With Washington increasingly consumed by the November elections, President Barack Obama will spend much of his final year in office traveling the country and the world.
He has two trips to Asia, two more to Europe and another to Latin America on his calendar, and a second to Latin America will most likely be added, according to administration officials. And before the tires on Air Force One cool from each of those trips, the president will jog up the stairs of the plane for numerous jaunts around the United States to campaign and raise money for Democratic candidates, as well as to host foreign leaders outside Washington.
More travel is something almost every modern president has sought to do in his last year in office, said Elaine C. Kamarck, a presidential scholar and a senior fellow at the Brookings Institution.
"They have so much more latitude to accomplish things in foreign affairs at the end than they can domestically," Kamarck said. "And that's particularly true for Obama, who not only has a Congress of the opposite party but one that is irretrievably hostile to him."
Obama has often told audiences that his favorite presidential perk is having his own plane, but he has noted that "my lease is running out." So it appears, while he still has the opportunity, that he is going to put that plane to a lot of use.
"The president will be focused on finishing strong on his foreign policy agenda, including implementation of the Iran deal, ratification of TPP, follow-through on the Paris climate change accord and making the Cuba normalization irreversible," said Benjamin J. Rhodes, the president's deputy national security adviser, referring to the Trans-Pacific Partnership trade accord.
Indeed, Obama's first major event outside Washington that is already on his calendar for 2016 is a trip on Feb. 15-16 to Sunnylands in Rancho Mirage, California, to host the leaders of the Association of Southeast Asian Nations, or ASEAN. It will be the first time those leaders will gather in the United States.
Then he has trips to Japan in May for a Group of 7 summit meeting and another to China in September for the Group of 20. There are likely to be additional stops in Asia during both trips, including a confirmed trip to Laos in September and a visit to Vietnam in May that is still being worked out.
Evan S. Medeiros, a former senior adviser for Asia in Obama's White House, said the Sunnylands summit meeting and the two Asian trips would go a long way toward assuring Asian nations that the United States was serious about making the region a priority.
"A trip to Vietnam would be a big deal," Medeiros said. "It would reinforce Vietnam's strategic options in the face of Chinese coercion."
In late April, Obama will travel to Germany to meet Chancellor Angela Merkel and to participate in the Hannover Messe - the world's largest trade show for industrial technology. The president's participation in the event is intended to showcase U.S. innovation and to highlight the United States as a prime investment destination, according to the White House.
This summer, Obama will travel to Poland to participate in a NATO summit meeting. He will almost certainly add more countries to both of these European excursions.
The European trips are intended not only to further the administration's foreign policy goals but to highlight - in the midst of what by then will be a heated presidential contest - how well the United States is doing compared with Europe, which has been mired for years in a fitful economic recovery and swamped by a refugee crisis.

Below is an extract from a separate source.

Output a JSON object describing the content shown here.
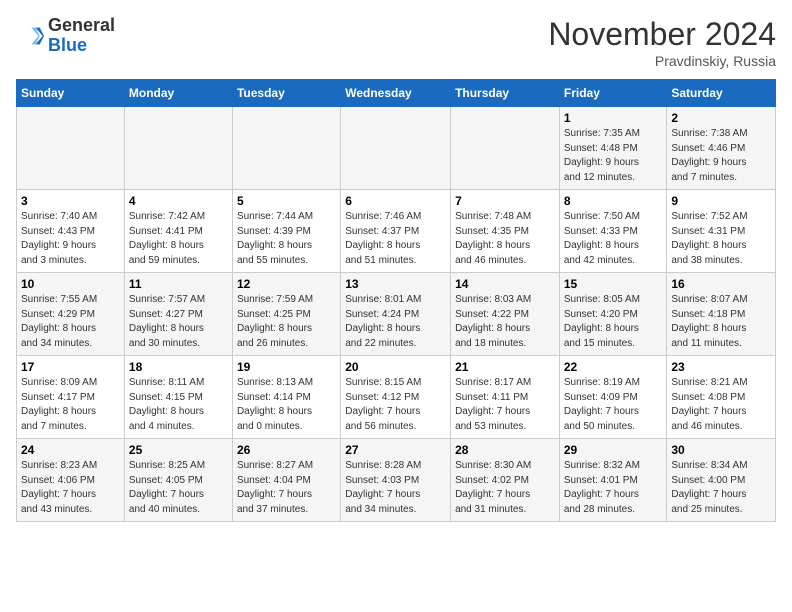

"When Obama goes abroad, you're reminded how well the United States is actually doing and how much people like the president," said Tommy Vietor, a former National Security Council spokesman for Obama. "It's an explicit rebuke to the notion that America is in decline or that he's unpopular."
In November, Obama will travel to Peru for the Asia-Pacific Economic Cooperation meeting, but there is almost certain to be another visit to Latin America as early as March. That trip could include a stopover in Cuba and another in Colombia, where a final peace deal between the government and the Revolutionary Armed Forces of Colombia, or FARC, is scheduled to be signed on March 23. President Juan Manuel Santos of Colombia will visit the White House in February.
In addition, Obama intends to visit Argentina, where the recent election of President Mauricio Macri promises far better relations between the two Western powers.
The president will "work to capitalize on the United States' significantly strengthened position in the Americas - including his normalization with Cuba, supporting the pursuit of peace and security in Colombia, and engaging new leaders like the new president of Argentina," Rhodes said.
Obama has spent little time in Latin America, but visiting the region during an election season when Hispanic votes will prove crucial in many states has obvious benefits.
His easing of tensions with Cuba has been fiercely opposed by many Republicans, including Sens. Marco Rubio of Florida and Ted Cruz of Texas, both leading presidential contenders and children of Cuban emigres. But polls suggest that Obama's Cuba policy is widely popular, particularly among Hispanics.
Administration officials believe that, rather than waiting for the Castro government in Cuba to loosen its grip on power before making a presidential visit there, Obama can use his presence to help create momentum toward democracy that the Castros will be unable to stop.